Will Consumer Use of NFC Drive Widespread RFID Adoption?
A number of recently published editorial pieces and analyst reports have covered the growing belief that Near Field Communications (NFC) - a short-range high frequency wireless communication technology - may deliver the next big step toward consumer adoption of RFID technology and related applications and services. What’s driving this belief? Well, primarily interest from mobile device makers (think high-volume), communications companies (think global networks) and banks (think simplified transactions). And with this combination of technology, product and financial service providers coming together, you can bet that something is brewing.
NFC for Mobile Commerce
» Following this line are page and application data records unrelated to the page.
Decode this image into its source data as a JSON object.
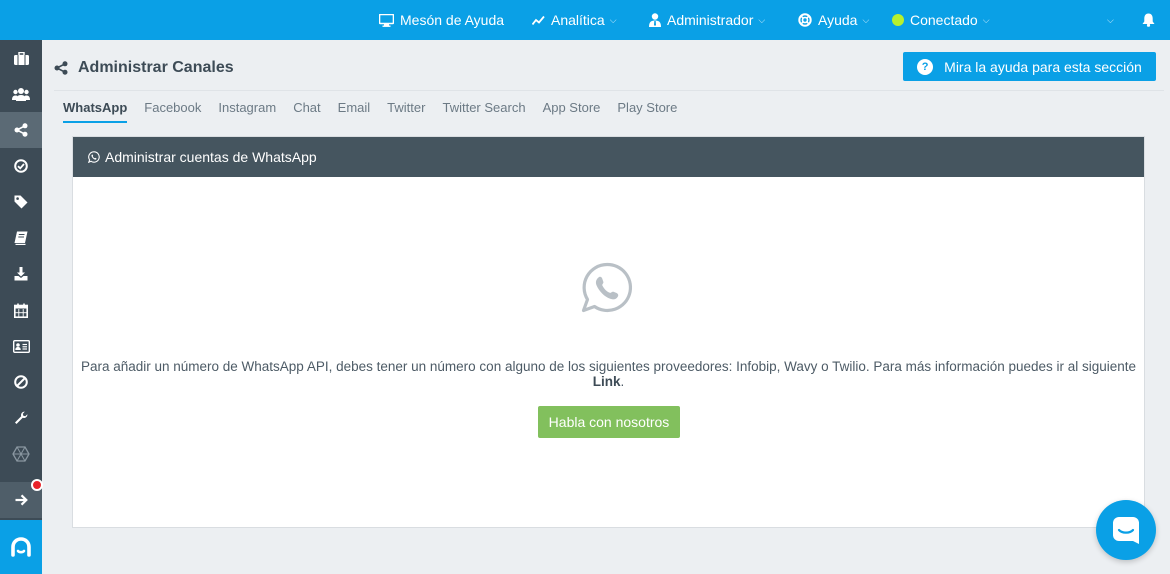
{
  "topbar": {
    "helpdesk": "Mesón de Ayuda",
    "analytics": "Analítica",
    "admin": "Administrador",
    "help": "Ayuda",
    "status": "Conectado",
    "status_color": "#b6f02e"
  },
  "colors": {
    "brand": "#0aa0e6",
    "sidebar": "#3d4b56",
    "panel_header": "#45555f",
    "success": "#82c05d",
    "notification": "#e8232a"
  },
  "sidebar": {
    "items": [
      "briefcase-icon",
      "users-icon",
      "share-icon",
      "check-circle-icon",
      "tag-icon",
      "book-icon",
      "download-icon",
      "calendar-icon",
      "id-card-icon",
      "ban-icon",
      "wrench-icon",
      "network-icon"
    ],
    "active": "share-icon"
  },
  "page": {
    "title": "Administrar Canales",
    "help_button": "Mira la ayuda para esta sección"
  },
  "tabs": [
    "WhatsApp",
    "Facebook",
    "Instagram",
    "Chat",
    "Email",
    "Twitter",
    "Twitter Search",
    "App Store",
    "Play Store"
  ],
  "active_tab": "WhatsApp",
  "panel": {
    "title": "Administrar cuentas de WhatsApp",
    "message": "Para añadir un número de WhatsApp API, debes tener un número con alguno de los siguientes proveedores: Infobip, Wavy o Twilio. Para más información puedes ir al siguiente",
    "link": "Link",
    "period": ".",
    "button": "Habla con nosotros"
  }
}
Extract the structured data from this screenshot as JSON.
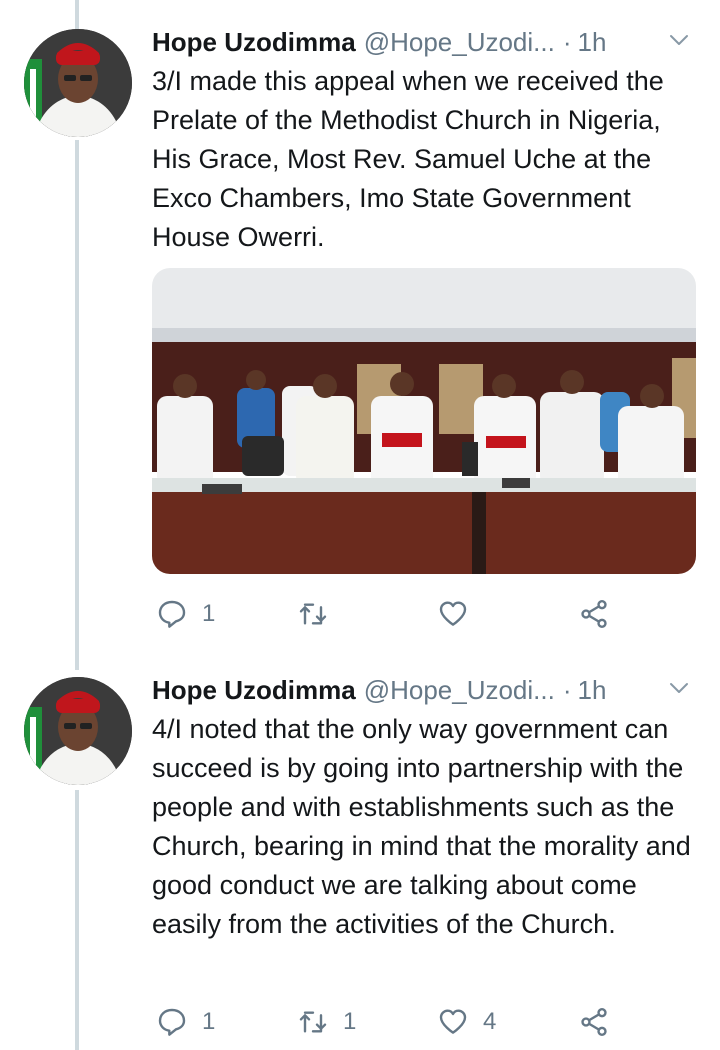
{
  "tweets": [
    {
      "author_name": "Hope Uzodimma",
      "author_handle": "@Hope_Uzodi...",
      "separator": "·",
      "time": "1h",
      "text": "3/I made this appeal when we received the Prelate of the Methodist Church in Nigeria, His Grace, Most Rev. Samuel Uche at the Exco Chambers, Imo State Government House Owerri.",
      "has_media": true,
      "replies": "1",
      "retweets": "",
      "likes": ""
    },
    {
      "author_name": "Hope Uzodimma",
      "author_handle": "@Hope_Uzodi...",
      "separator": "·",
      "time": "1h",
      "text": "4/I noted that the only way government can succeed is by going into partnership with the people and with establishments such as the Church, bearing in mind that the morality and good conduct we are talking about come easily from the activities of the Church.",
      "has_media": false,
      "replies": "1",
      "retweets": "1",
      "likes": "4"
    }
  ],
  "icons": {
    "reply": "reply-icon",
    "retweet": "retweet-icon",
    "like": "heart-icon",
    "share": "share-icon",
    "menu": "chevron-down-icon"
  },
  "colors": {
    "text": "#14171a",
    "secondary": "#657786",
    "thread_line": "#cfd9de"
  }
}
It’s been reported that several major handset makers will begin shipping NFC-enabled smart phones beginning in 2011. With contactless payment (credit/debit card emulation) projected to be one of the primary uses of NFC in mobile devices, several banks and financial service providers are beginning to take steps to prepare their payment infrastructures. For example, Bank of America launched a retail pilot earlier this year and Visa piloted a program to allow commuters in New York to use their mobile devices to pay for train and bus fares.
Consider further, the power of your mobile phone acting as your wallet without requiring you to purchase any new products or change your behavior. That’s what Verizon, AT&T and T-Mobile USA envisioned when they formed ISIS. They’re calling it a “mobile wallet”, positioned to replace cash, credit/debit cards, reward cards, coupons, event tickets and even bus passes. These three telcos plan to initially partner with Discover Financial Services and Barclaycard US to deliver contactless payments services.
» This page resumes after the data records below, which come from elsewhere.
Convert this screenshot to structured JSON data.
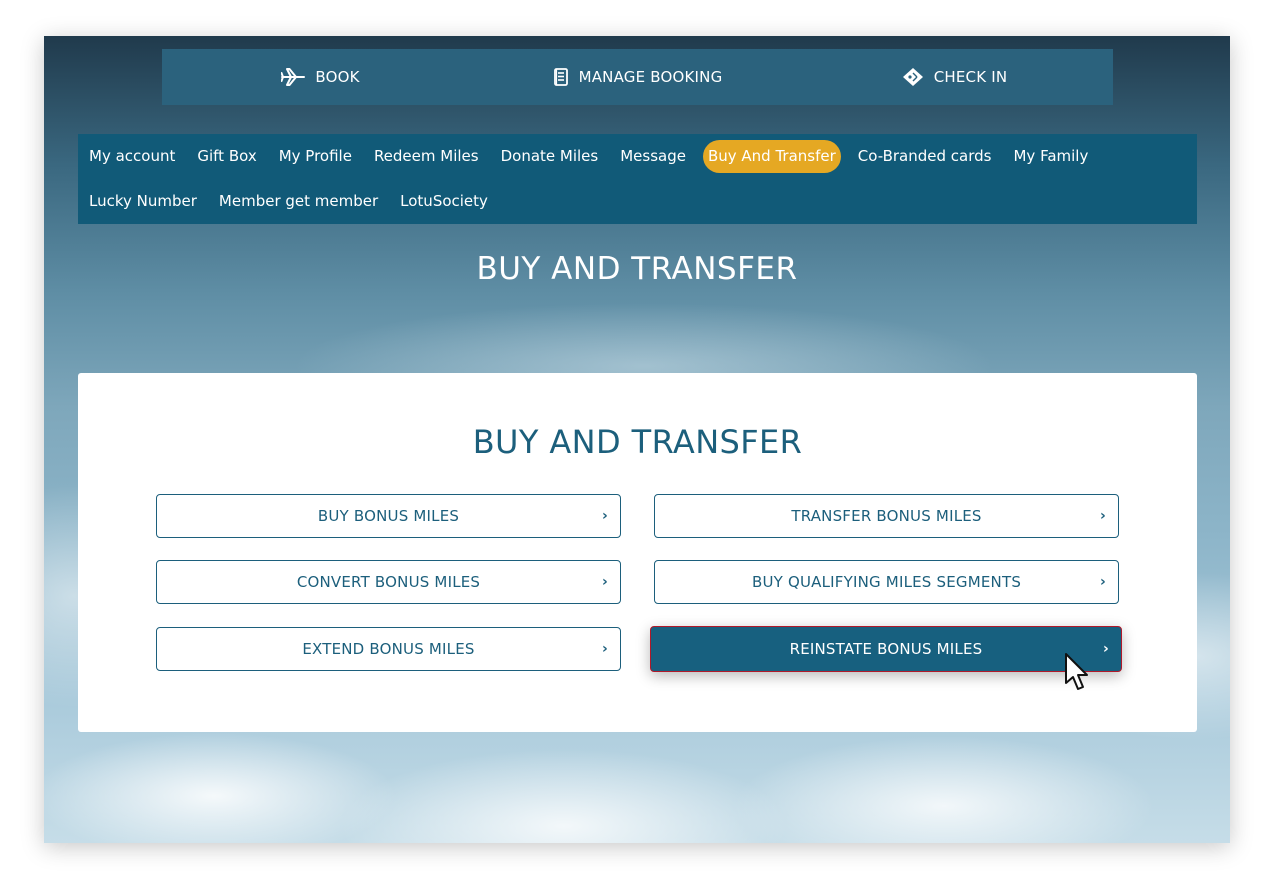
{
  "topbar": {
    "items": [
      {
        "label": "BOOK",
        "icon": "airplane-icon"
      },
      {
        "label": "MANAGE BOOKING",
        "icon": "document-icon"
      },
      {
        "label": "CHECK IN",
        "icon": "ticket-icon"
      }
    ]
  },
  "subnav": {
    "row1": [
      "My account",
      "Gift Box",
      "My Profile",
      "Redeem Miles",
      "Donate Miles",
      "Message",
      "Buy And Transfer",
      "Co-Branded cards",
      "My Family"
    ],
    "row2": [
      "Lucky Number",
      "Member get member",
      "LotuSociety"
    ],
    "active": "Buy And Transfer"
  },
  "page": {
    "title": "BUY AND TRANSFER"
  },
  "card": {
    "title": "BUY AND TRANSFER",
    "options": [
      {
        "label": "BUY BONUS MILES",
        "chevron": "›"
      },
      {
        "label": "TRANSFER BONUS MILES",
        "chevron": "›"
      },
      {
        "label": "CONVERT BONUS MILES",
        "chevron": "›"
      },
      {
        "label": "BUY QUALIFYING MILES SEGMENTS",
        "chevron": "›"
      },
      {
        "label": "EXTEND BONUS MILES",
        "chevron": "›"
      },
      {
        "label": "REINSTATE BONUS MILES",
        "chevron": "›"
      }
    ],
    "active_option": "REINSTATE BONUS MILES"
  },
  "colors": {
    "topbar": "#2b627d",
    "subnav": "#115a78",
    "active_tab": "#e5a823",
    "primary": "#1c5f7c",
    "active_border": "#b0192a"
  }
}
Sounds to me like the necessary pieces of the infrastructure puzzle and some interesting applications are starting to fall into place.
The Promise of NFC
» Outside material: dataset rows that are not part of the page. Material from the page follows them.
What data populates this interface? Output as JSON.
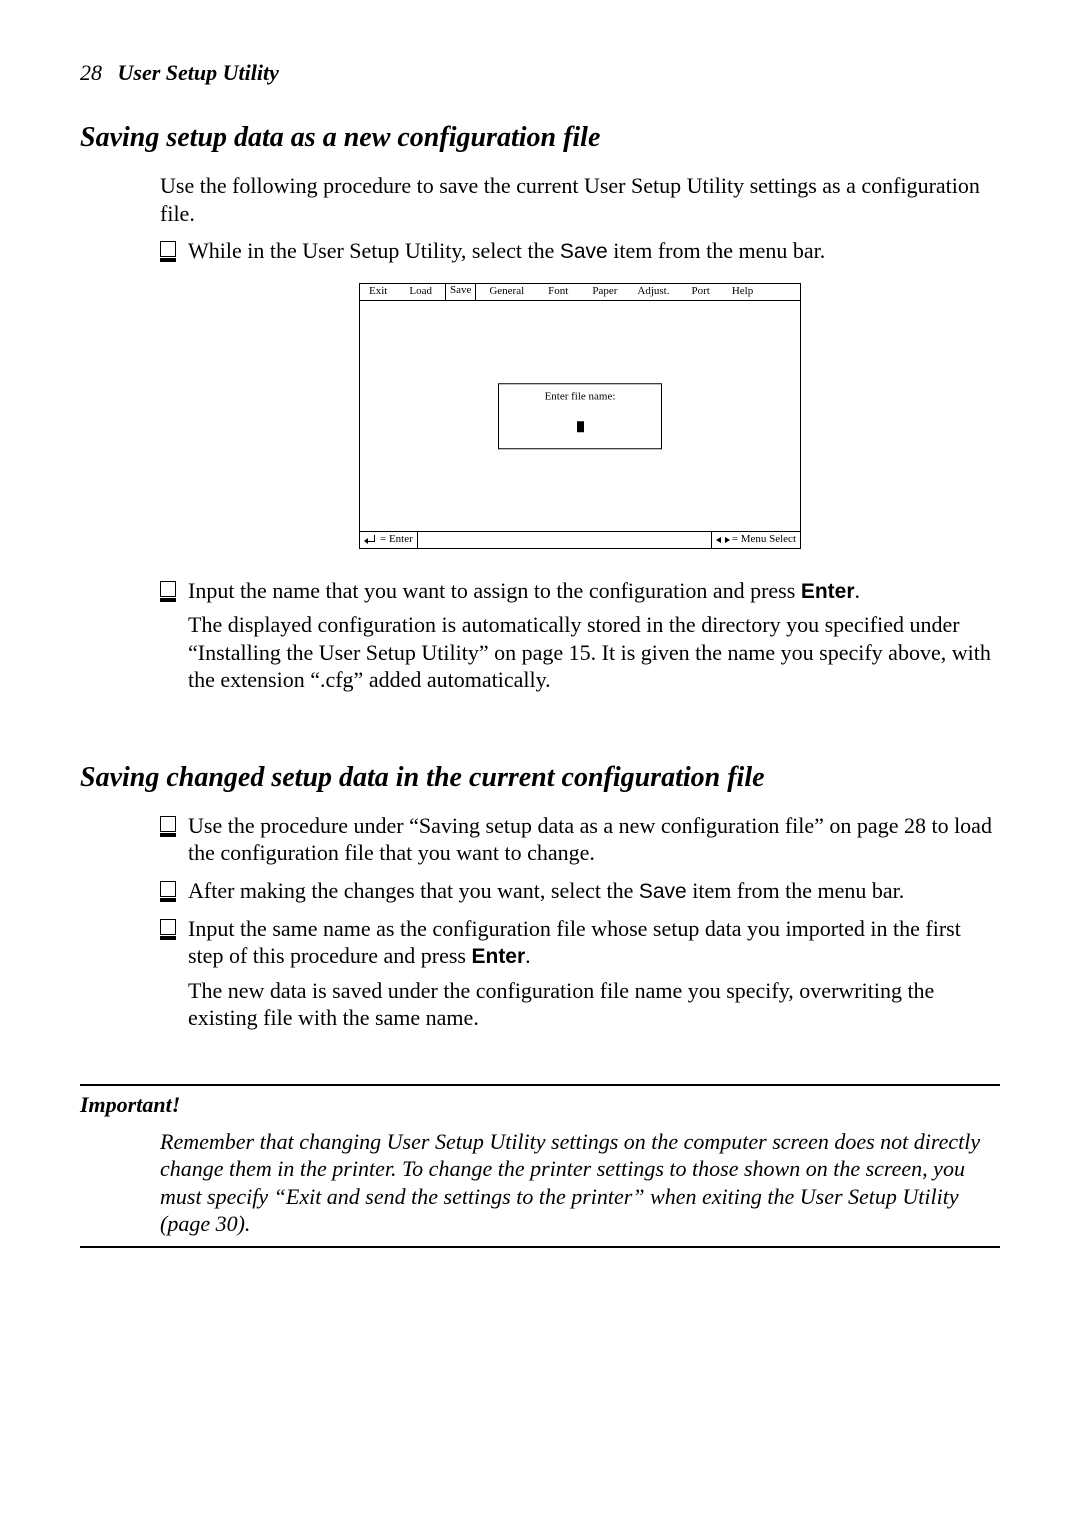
{
  "header": {
    "page_number": "28",
    "title": "User Setup Utility"
  },
  "section1": {
    "heading": "Saving setup data as a new configuration file",
    "intro": "Use the following procedure to save the current User Setup Utility settings as a configuration file.",
    "b1_pre": "While in the User Setup Utility, select the ",
    "b1_key": "Save",
    "b1_post": " item from the menu bar.",
    "b2_pre": "Input the name that you want to assign to the configuration and press ",
    "b2_key": "Enter",
    "b2_post": ".",
    "b2_para": "The displayed configuration is automatically stored in the directory you specified under “Installing the User Setup Utility” on page 15. It is given the name you specify above, with the extension “.cfg” added automatically."
  },
  "dialog": {
    "menu": {
      "exit": "Exit",
      "load": "Load",
      "save": "Save",
      "general": "General",
      "font": "Font",
      "paper": "Paper",
      "adjust": "Adjust.",
      "port": "Port",
      "help": "Help"
    },
    "popup_label": "Enter file name:",
    "status_enter": " = Enter",
    "status_menu": " = Menu Select"
  },
  "section2": {
    "heading": "Saving changed setup data in the current configuration file",
    "b1": "Use the procedure under “Saving setup data as a new configuration file” on page 28 to load the configuration file that you want to change.",
    "b2_pre": "After making the changes that you want, select the ",
    "b2_key": "Save",
    "b2_post": " item from the menu bar.",
    "b3_pre": "Input the same name as the configuration file whose setup data you imported in the first step of this procedure and press ",
    "b3_key": "Enter",
    "b3_post": ".",
    "b3_para": "The new data is saved under the configuration file name you specify, overwriting the existing file with the same name."
  },
  "important": {
    "label": "Important!",
    "body": "Remember that changing User Setup Utility settings on the computer screen does not directly change them in the printer. To change the printer settings to those shown on the screen, you must specify “Exit and send the settings to the printer” when exiting the User Setup Utility (page 30)."
  }
}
In addition to mobile commerce, other innovative applications using NFC may include interactive advertising, electronic ticketing, electronic access (cars, homes, offices, etc), and the ability for multiple NFC-enabled devices in close proximity to each other to exchange information – in a machine-to-machine (M2M) or peer-to-peer (P2P) mode. Social networks will also play a role by providing platforms for individuals to share information generated with and by their mobile devices to a massive worldwide audience, in real time.
Take for example Nokia’s next generation phone app - Nokia Situations – designed to transform the smart phone to a “thinking” phone capable of sensing the situation one is in based on time, day, location and available networks. Consider a phone that could sense your location via RFID, switch into “shopping mode” and then allow you to interact with the retail environment to enhance your shopping experience, and your social network to communicate your brand preferences to a global audience. Of course with all of this innovation, security and data privacy must be a primary focus. Building in the ability for a mobile device user to go incognito one day, and be a marketer’s dream the next, could go a long way in terms of consumer adoption.
And it’s not just for retailers. A Mashable blog lists other ways NFC can be put to good use, including improving treatment and research in healthcare, a variety of transportation related uses, and the introduction of thousands if not millions of new smart objects.
With NFC-enabled handhelds hitting the market soon, could this be the next major industry milestone that drives the widespread adoption of RFID-enabled applications and a true multi-scale wireless world?